3:05 p.m.: Reality kicks in. We realize we have about five hours to wait before the Pope arrives. We are directly in the sun and sitting down on the ground is not a good option — without a towel or mat the ground is extremely hot. I lather on SPF 60 sunscreen and begin the countdown.

MADRID, SPAIN - While 1.5 million pilgrims gathered at Cuatro Vientos airbase for the World Youth Day closing Mass, about 85 Canadian pass-holding pilgrims who were denied entry to the grounds because of overcrowding gathered in a hotel lobby to celebrate Mass and hear the words of Pope Benedict XVI.

With a BlackBerry in hand, Toronto Auxiliary Bishop William McGrattan read the Pope's homily before the Pope himself had read it to the crowd at Cuatro Vientos. Despite a rough night for many pilgrims who were shut out due to volume, spirits were high at the hotel Mass.

"Dear young friends, as the successor of Peter, let me urge you to strengthen the faith which has been handed down to us from the time of the Apostles," read Pope Benedict's homily. "Make Christ, the Son of God, the centre of your life."

The homily also strongly emphasized that following Jesus means "walking at His side in the communion of the Church."

MADRID, SPAIN - Hugo Lage had been looking forward to the papal vigil, overnight sleep and closing Mass at Cuatro Vientos aerodrome for months. It is, after all, the culmination of World Youth Day. But his experience couldn't have been further from what he was expecting.

Lage was one of the estimated 250,000 pilgrims who were denied access to the Cuatro Vientos aerodome, despite having paid for seating.

"I came from Brazil and this is the moment we're all waiting for," Lage, 21, told The Catholic Register. "I tried so hard to get my seating — near the front of the stage — and now I can't even get in the worst place to see the Pope."

MADRID, SPAIN - Fr. Rob Galea brought a crowd of about 5,000 pilgrims to their feet at the gathering of Canadians here Aug. 16, the opening day of World Youth Day.

Galea, a newly ordained priest and singer, serenaded the thousands with Taio Cruz's hit pop song, "Dynamite," along with a song he wrote about finding his vocation.
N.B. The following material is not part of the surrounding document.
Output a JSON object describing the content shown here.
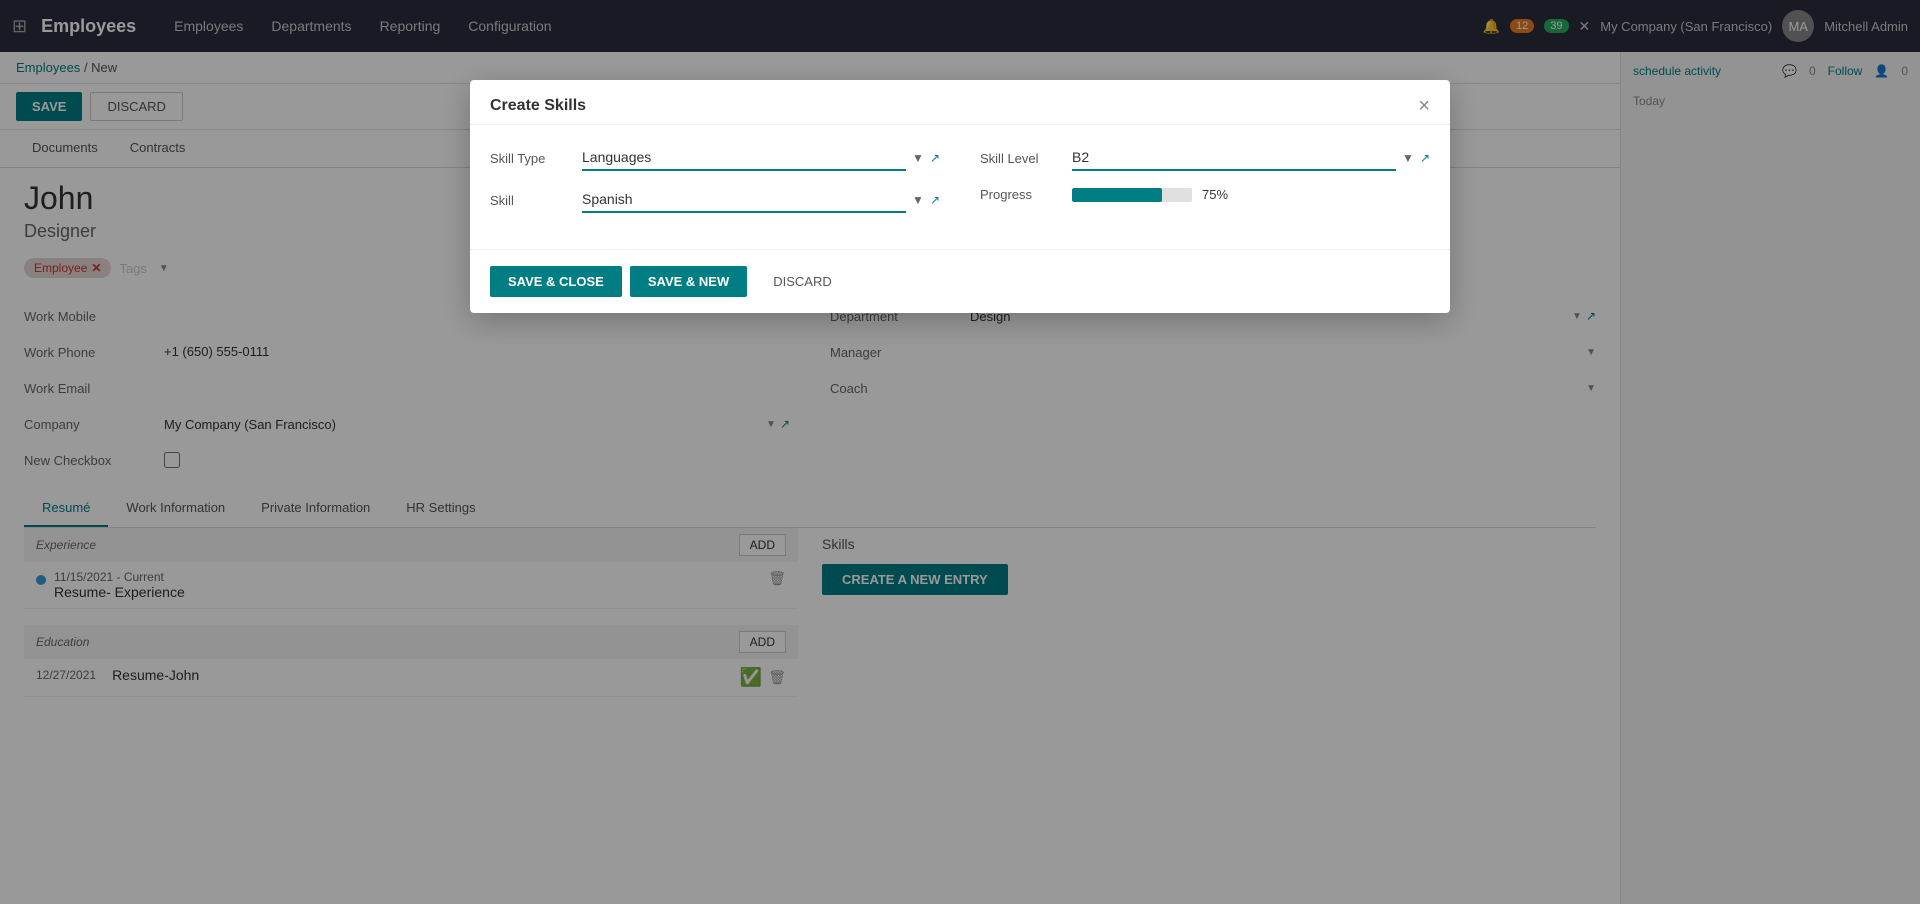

The audience responded by waving its many flags, singing along and cheering.

What will young people do with their lives? "Jesus is telling you to jump and He'll catch you right before you hit the ground," Galea told those gathered. "We only live life to the fullest if we live the will of God."

The gathering of Canadian pilgrims was hosted at Palacio de Desportes, which is acting as the Love and Life Centre — a home for English-speaking pilgrims in Madrid. The Love and Life Centre is co-hosted by the Knights of Columbus and the Sisters for Life. Fr. Thomas Rosica, CEO of Salt + Light Television, was the event organizer.
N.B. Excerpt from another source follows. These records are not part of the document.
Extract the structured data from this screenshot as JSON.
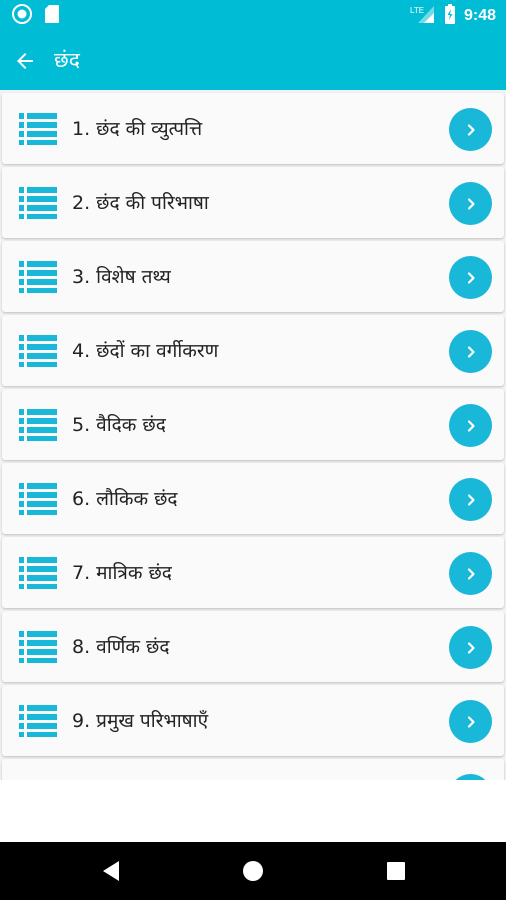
{
  "status_bar": {
    "time": "9:48",
    "network": "LTE",
    "icons": [
      "circle-notification-icon",
      "sd-card-icon",
      "signal-icon",
      "battery-icon"
    ]
  },
  "app_bar": {
    "title": "छंद",
    "back_icon": "arrow-back-icon"
  },
  "items": [
    {
      "label": "1. छंद की व्युत्पत्ति"
    },
    {
      "label": "2. छंद की परिभाषा"
    },
    {
      "label": "3. विशेष तथ्य"
    },
    {
      "label": "4. छंदों का वर्गीकरण"
    },
    {
      "label": "5. वैदिक छंद"
    },
    {
      "label": "6. लौकिक छंद"
    },
    {
      "label": "7. मात्रिक छंद"
    },
    {
      "label": "8. वर्णिक छंद"
    },
    {
      "label": "9. प्रमुख परिभाषाएँ"
    }
  ],
  "nav_bar": {
    "icons": [
      "back-triangle-icon",
      "home-circle-icon",
      "recents-square-icon"
    ]
  },
  "colors": {
    "accent": "#00bcd4",
    "icon_blue": "#1ab8d8",
    "background": "#f3f3f3"
  }
}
About 200 Jesuits and their lay collaborators gathered at Martyrs’ Shrine in Midland, Ont., from July 27 to 31 to “remember and renew without counting the cost.”
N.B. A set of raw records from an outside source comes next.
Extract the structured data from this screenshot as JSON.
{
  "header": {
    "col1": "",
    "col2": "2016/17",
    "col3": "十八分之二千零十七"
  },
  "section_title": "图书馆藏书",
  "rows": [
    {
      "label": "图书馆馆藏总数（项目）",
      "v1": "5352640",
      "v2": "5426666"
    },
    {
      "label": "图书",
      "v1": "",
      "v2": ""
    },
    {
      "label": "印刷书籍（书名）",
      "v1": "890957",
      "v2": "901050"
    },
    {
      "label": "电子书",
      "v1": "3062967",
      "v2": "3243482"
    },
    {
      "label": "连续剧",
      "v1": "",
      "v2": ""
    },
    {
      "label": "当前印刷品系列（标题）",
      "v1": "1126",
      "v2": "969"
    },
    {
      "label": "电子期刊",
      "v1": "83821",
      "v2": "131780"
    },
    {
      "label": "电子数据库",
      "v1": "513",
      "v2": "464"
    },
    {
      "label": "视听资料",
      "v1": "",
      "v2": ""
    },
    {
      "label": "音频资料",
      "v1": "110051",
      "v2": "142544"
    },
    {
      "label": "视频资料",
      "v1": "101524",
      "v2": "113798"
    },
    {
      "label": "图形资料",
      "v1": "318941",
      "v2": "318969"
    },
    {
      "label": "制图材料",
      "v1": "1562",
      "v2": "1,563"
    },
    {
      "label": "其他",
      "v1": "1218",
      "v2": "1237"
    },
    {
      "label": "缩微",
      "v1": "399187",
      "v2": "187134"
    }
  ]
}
The congress for the Jesuits in English Canada celebrated the 400th anniversary of the arrival of the first Jesuits to Canada on May 22, 1611.

“We decided that we would use this celebration not only to remember this foundational event but also to gather all the Jesuits from English Canada plus those who work with us in significant roles in our ministries across the country,” said Fr. Erik Oland, a member of the organizing committee which began meeting about two years ago to plan the congress.

In addition, a substantial delegation of French Canadian Jesuits and one member of the Hungarian Jesuits in Canada were in attendance.

TORONTO - Krystal Pereira was a pilgrim from Abu Dhabi who came to Toronto for World Youth Day in 2002. Almost 10 years later, she is gearing up for World Youth Day in Madrid as a Canadian pilgrim.

And just as her home has changed over the years, so has she. Her goal this time around? To have an open mind and heart and to be ready to learn from the experience.

“My last World Youth Day experience was kind of like a gas station for my life,” said Pereira. “It fuelled me up with hope and excitement to face the next part of my life. So I guess I’m looking for a refill.”

Pereira won’t be the only one. She will be joined by an estimated one-million pilgrims at the gathering together of Pope Benedict XVI with youth and young adults from around the world. The 11th international World Youth Day officially begins Aug. 16 and ends Aug. 21.